  9. Eyes...wow.

    I had the same problem long before I knew I had celiac. Restasis did not help me at all. I was referred to an eye specialist, and he was very helpful. He said to continue with Restasis, but I told him it was a waste of time. He told me that it doesn't work for everyone. He also gave me a Bruder Mask, which is an eye mask with beads in it that you warm in the microwave. Put over your eyes 4x daily for about 10 min. Then, massage your eyes gently - the warmth melts the fat in your eye glands and massaging helps disperse it over the surface. You can also get it on Amazon or just use a warm, wet compress. I was told to use preservative free (very important) otc eye drops and a gel at bedtime. He also gave me an otc supplement called HydroEye. There are similar ones under another name - it's essentially flax oil. Also, it's important to wash your eyes daily with an otc product called OcuVue Lid Scrub. They are pricey but work well. A clean warm cloth and Johnson Baby Shampoo works as well. This has made a tremendous difference for me.
  10. It's a salad dressing with balsamic dressing as an ingredient. I've never found straight balsamic vinegar that contains gluten.
  11. Best gluten-free bread

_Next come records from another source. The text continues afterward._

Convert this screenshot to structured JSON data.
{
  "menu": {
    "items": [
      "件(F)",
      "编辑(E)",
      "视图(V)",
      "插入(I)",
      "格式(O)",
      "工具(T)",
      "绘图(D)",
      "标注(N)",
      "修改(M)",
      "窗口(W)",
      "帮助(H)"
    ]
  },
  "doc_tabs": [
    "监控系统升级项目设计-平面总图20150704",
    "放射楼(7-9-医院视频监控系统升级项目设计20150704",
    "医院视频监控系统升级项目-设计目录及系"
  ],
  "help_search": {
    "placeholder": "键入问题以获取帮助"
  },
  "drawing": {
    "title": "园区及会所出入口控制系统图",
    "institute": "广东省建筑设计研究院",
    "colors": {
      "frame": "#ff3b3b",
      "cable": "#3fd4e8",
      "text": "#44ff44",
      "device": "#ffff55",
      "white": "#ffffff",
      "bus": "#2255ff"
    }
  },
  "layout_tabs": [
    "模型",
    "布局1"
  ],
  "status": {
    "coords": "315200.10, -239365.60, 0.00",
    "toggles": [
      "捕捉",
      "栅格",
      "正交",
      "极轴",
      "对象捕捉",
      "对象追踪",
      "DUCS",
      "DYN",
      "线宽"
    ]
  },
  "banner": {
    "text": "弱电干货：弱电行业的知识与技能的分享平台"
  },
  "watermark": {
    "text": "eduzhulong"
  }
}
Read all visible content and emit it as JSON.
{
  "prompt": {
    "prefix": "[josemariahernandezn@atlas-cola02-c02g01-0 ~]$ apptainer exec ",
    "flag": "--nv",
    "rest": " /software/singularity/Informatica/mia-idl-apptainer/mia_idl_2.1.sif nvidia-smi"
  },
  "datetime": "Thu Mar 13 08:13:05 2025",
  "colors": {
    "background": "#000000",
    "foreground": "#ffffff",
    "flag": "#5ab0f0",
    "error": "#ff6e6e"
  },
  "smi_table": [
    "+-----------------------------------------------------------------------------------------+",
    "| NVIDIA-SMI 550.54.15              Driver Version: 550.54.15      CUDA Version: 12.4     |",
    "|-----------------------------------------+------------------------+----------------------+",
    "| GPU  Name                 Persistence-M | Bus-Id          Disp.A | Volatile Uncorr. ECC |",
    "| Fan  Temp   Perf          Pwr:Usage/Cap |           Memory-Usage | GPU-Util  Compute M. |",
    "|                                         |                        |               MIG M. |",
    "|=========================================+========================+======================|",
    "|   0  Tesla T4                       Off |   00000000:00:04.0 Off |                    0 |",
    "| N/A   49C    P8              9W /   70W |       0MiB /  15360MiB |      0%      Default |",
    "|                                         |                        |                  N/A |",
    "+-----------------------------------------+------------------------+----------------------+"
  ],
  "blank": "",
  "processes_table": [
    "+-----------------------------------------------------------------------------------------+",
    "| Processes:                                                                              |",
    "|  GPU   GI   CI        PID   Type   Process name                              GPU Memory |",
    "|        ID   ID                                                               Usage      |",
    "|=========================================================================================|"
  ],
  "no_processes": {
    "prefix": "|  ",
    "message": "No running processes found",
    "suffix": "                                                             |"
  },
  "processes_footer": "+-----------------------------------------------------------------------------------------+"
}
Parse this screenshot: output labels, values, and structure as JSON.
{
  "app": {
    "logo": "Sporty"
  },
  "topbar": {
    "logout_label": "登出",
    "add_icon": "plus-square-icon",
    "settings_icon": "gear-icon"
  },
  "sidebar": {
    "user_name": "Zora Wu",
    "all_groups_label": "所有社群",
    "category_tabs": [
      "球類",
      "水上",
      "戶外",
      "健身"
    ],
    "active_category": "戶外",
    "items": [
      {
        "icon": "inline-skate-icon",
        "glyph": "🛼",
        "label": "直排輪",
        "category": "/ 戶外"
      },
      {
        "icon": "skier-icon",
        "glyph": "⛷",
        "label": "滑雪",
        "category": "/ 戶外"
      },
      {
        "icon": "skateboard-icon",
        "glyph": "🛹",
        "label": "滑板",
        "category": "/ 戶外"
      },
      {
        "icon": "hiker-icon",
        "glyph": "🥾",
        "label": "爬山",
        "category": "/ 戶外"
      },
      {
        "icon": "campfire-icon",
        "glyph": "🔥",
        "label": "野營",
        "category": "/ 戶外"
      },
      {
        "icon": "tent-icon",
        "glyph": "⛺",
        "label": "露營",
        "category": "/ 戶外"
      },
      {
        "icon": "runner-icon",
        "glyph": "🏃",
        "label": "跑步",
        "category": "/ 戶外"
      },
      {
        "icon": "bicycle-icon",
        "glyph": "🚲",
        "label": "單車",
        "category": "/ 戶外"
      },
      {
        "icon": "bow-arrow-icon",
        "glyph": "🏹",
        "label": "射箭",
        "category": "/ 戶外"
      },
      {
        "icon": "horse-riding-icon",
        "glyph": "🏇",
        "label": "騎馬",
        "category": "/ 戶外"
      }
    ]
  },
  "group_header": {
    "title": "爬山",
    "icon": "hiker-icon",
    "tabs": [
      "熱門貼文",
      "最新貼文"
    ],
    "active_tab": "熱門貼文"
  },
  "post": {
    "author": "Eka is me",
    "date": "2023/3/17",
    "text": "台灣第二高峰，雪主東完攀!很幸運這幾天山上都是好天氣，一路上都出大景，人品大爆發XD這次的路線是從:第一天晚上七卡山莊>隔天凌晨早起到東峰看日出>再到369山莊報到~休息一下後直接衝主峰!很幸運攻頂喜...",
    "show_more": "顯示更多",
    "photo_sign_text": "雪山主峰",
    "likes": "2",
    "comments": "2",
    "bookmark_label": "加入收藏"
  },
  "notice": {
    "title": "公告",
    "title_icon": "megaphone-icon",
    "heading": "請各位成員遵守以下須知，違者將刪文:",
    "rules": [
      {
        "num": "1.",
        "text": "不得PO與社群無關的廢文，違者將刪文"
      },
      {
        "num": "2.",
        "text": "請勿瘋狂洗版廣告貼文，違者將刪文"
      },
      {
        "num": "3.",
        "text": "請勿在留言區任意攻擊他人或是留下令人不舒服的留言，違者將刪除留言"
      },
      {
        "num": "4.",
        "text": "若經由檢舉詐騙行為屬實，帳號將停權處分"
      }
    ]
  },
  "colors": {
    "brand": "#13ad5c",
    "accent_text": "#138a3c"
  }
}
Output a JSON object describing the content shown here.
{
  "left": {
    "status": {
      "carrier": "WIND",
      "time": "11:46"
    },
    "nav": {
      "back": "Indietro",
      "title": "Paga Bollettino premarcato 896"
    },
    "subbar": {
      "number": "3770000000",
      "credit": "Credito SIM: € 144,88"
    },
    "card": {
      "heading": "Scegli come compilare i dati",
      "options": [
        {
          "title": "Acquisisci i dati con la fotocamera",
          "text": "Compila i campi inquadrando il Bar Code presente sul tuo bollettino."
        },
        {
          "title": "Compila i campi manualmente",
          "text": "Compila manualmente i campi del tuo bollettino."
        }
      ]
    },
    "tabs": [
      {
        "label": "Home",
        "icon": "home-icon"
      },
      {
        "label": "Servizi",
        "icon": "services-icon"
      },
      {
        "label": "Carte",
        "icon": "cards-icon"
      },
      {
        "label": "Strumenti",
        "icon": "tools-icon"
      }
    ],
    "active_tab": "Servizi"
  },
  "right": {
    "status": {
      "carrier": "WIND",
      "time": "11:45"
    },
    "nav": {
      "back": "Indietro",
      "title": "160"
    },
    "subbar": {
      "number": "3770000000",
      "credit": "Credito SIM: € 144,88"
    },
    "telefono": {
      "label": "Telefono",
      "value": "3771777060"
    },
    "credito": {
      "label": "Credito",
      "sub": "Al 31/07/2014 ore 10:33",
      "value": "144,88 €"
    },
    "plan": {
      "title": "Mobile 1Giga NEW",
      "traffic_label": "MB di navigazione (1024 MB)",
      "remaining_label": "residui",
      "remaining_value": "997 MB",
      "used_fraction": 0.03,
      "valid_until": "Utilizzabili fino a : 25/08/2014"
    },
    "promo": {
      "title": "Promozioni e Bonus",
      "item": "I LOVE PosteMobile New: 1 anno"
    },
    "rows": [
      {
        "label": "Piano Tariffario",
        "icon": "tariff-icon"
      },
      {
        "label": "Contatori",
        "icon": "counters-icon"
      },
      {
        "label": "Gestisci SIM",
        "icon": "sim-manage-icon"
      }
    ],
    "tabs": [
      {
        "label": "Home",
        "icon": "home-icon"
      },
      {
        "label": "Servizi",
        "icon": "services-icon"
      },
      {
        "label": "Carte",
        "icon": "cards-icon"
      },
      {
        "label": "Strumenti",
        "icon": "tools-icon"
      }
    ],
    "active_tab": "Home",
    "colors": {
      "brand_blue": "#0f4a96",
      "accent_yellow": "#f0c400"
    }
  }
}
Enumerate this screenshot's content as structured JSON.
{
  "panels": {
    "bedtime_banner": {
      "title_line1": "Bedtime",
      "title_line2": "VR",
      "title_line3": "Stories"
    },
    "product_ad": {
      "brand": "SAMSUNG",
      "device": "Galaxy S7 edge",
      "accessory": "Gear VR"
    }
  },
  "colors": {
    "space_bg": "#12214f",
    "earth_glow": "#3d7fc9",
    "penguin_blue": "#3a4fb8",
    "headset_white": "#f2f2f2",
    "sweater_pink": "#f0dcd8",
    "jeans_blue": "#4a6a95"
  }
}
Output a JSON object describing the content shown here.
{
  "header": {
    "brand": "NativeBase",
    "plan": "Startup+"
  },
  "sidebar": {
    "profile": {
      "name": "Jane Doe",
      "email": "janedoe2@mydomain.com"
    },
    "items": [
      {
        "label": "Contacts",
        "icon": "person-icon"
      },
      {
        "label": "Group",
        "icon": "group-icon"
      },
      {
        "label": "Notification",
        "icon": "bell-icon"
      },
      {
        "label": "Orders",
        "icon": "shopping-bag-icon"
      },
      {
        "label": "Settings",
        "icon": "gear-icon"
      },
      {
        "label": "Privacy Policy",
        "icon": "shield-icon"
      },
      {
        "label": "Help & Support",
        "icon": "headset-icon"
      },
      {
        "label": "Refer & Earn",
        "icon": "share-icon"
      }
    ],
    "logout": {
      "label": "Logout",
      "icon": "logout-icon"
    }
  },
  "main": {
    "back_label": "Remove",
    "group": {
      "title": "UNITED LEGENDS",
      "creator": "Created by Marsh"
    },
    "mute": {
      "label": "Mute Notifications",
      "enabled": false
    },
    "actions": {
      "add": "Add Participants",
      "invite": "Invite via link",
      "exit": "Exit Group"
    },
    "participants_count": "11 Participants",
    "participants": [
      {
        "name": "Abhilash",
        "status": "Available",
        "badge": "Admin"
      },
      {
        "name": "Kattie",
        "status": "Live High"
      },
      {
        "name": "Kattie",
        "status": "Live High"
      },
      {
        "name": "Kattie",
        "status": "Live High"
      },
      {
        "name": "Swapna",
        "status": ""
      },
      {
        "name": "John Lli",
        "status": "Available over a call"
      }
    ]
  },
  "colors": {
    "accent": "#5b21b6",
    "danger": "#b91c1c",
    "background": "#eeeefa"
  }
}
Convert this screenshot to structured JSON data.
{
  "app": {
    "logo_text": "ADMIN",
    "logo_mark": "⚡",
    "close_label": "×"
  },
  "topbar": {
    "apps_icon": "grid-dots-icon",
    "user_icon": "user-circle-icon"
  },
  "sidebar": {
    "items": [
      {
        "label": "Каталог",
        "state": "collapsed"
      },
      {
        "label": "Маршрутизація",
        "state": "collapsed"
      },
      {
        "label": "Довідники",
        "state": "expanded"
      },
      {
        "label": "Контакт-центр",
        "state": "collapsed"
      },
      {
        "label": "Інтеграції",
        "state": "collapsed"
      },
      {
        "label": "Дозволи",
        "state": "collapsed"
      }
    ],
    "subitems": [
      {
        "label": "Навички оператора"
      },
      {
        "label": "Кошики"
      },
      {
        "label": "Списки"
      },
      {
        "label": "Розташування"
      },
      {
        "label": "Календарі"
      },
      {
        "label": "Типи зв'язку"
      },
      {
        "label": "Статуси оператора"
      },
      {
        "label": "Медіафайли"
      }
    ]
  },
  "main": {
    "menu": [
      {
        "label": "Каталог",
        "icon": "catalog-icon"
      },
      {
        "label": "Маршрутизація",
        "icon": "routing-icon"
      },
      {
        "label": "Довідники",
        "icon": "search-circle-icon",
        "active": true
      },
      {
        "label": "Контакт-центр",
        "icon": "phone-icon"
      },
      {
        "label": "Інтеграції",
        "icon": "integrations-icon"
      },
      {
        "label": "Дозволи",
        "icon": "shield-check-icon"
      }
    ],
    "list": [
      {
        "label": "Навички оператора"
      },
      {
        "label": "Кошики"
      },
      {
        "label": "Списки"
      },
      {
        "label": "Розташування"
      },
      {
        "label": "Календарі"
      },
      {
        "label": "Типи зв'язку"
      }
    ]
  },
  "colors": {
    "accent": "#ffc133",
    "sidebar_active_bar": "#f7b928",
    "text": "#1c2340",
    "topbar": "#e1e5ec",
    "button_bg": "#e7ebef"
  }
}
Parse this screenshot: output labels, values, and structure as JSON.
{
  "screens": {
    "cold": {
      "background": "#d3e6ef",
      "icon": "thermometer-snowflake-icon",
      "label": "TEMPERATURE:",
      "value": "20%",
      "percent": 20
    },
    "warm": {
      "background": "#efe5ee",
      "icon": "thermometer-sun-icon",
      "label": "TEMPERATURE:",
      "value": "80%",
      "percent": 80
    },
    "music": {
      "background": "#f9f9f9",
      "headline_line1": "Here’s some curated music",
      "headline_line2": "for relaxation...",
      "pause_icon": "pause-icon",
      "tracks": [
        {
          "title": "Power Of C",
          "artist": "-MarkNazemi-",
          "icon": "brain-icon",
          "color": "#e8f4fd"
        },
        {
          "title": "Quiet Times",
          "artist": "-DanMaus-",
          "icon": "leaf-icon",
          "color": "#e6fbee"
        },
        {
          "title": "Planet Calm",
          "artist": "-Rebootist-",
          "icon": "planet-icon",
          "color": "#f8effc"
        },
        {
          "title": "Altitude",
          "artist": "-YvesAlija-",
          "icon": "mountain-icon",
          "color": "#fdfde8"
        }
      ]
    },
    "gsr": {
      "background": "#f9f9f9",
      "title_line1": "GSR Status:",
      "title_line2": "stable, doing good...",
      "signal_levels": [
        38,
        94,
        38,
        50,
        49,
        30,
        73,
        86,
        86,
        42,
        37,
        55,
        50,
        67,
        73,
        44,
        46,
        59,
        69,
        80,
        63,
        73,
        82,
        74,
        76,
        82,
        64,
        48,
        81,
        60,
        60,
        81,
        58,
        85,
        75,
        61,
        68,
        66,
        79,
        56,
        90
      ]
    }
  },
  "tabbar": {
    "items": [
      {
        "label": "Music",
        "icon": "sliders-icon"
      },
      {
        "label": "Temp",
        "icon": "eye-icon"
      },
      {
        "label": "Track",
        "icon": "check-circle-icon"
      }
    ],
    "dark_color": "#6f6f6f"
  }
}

    Schar Baguette is really good! My husband (not gluten-free) now prefers it over regular french bread.
  12. What Karen said! My sister and I eat them all the time without any issues. Any rich chocolatey candy will bother me a bit if I eat them on an stomach.
  13. I had the same problem for about three years, and finally last year I started gaining weight and am back to normal plus and feeling great. I worked with a dietician and my g.i. I used a product called Muscle Egg which is essentially liquid eggs that come in flavors. It comes in quart and gallon size and is delivered frozen. The only ones I could stand were the plain and chocolate. Google it - it's an excellent product (also pricey, so watch for free shipping specials). I drank a couple cups a day and added it to smoothies, My dr. recommended medium chain triglyceride oil. Walgreens ordered it for me. I don't remember what it's called, but they should be able to help you. It has a coconut taste and isn't bad at all. In addition, my diet was rich in tuna, salmon, olive and coconut oil, peanut and almond butter, nuts, eggs, steak and eggs for breakfast, and avocados. Steak and eggs was my "go to" meal. I tried hiding avocado in anything I could come up with. I ate so many of them that I can barely look at them now. I was dairy intolerant during this time and luckily that is no longer a problem. If you can have dairy, go for it - full fat milk, cheese, ice cream, yogurt!
  14. I've had them about six or seven times at several different Starbucks locations. My sister has, also. Neither one of us have had any signs of getting glutened. They are served in a parchment paper bag that should be handed to you straight from the oven sealed. I've heard many internet complaints about the bags being dusty, too many ingredients, unhealthy, etc., but honestly, they are pretty darned tasty! And, when you are traveling and hungry, they are even tastier. They sell out quickly at most Starbucks, but I've been able to purchase one as late at 6 p.m.
  15. Maui Hawaii Experience

    I got an email from Feast at Lele, a luau in Lahaina. They offer a sit down dinner rather than a buffet, and have prepped meals for many celiacs and other food issues. Yay for them! They cook with very little gluten, and the only thing they will not serve me is the Hawaiian sweet bread offered during the last course. Wait staff and kitchen are all given the word that they are serving a guest with celiac and cautions are put in place.